• Exercise prompt: For each line in the material below that holds "Asset", copy that line.

• Records supplied:
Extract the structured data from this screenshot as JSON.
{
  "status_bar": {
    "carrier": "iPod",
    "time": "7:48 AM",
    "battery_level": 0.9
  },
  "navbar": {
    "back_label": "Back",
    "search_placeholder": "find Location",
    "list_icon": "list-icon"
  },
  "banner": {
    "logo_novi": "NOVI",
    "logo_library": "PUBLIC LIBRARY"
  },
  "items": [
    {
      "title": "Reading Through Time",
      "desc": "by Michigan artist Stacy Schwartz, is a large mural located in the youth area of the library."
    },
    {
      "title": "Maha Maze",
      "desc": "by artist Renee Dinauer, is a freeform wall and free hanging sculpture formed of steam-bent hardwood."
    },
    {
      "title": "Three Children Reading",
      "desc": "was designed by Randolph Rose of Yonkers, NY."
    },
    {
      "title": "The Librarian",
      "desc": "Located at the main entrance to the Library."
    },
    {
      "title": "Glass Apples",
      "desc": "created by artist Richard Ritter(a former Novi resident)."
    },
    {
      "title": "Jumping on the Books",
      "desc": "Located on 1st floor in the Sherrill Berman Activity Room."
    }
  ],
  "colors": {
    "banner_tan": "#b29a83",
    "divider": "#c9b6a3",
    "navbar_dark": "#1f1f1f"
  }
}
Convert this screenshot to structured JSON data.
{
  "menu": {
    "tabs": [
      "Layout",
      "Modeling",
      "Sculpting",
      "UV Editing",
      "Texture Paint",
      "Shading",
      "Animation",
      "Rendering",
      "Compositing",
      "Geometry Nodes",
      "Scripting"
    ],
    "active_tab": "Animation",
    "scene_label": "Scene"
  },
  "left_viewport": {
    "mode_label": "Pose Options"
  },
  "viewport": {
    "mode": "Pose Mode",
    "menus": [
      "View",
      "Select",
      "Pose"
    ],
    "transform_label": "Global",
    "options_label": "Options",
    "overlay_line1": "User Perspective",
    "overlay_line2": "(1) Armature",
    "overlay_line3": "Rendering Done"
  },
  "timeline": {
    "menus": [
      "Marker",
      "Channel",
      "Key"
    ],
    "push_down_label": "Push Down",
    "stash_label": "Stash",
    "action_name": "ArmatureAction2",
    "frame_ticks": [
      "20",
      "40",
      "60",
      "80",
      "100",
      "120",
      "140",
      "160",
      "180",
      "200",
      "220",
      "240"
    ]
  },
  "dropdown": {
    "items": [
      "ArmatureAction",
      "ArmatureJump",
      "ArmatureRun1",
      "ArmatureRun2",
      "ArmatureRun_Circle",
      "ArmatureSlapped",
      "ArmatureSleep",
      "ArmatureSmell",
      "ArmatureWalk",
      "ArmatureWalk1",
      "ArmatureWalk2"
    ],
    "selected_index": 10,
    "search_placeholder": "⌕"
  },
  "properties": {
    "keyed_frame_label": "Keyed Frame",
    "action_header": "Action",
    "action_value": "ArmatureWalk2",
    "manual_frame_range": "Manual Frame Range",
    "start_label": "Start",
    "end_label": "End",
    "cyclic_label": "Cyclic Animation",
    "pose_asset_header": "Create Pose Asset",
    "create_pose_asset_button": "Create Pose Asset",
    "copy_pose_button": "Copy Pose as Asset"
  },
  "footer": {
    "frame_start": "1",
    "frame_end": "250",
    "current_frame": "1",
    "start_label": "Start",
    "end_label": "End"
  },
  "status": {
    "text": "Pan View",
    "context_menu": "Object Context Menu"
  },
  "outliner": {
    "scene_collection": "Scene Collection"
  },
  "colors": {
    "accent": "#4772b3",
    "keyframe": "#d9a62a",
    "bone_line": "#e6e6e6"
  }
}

• Solution below:
    "pose_asset_header": "Create Pose Asset",
    "create_pose_asset_button": "Create Pose Asset",
    "copy_pose_button": "Copy Pose as Asset"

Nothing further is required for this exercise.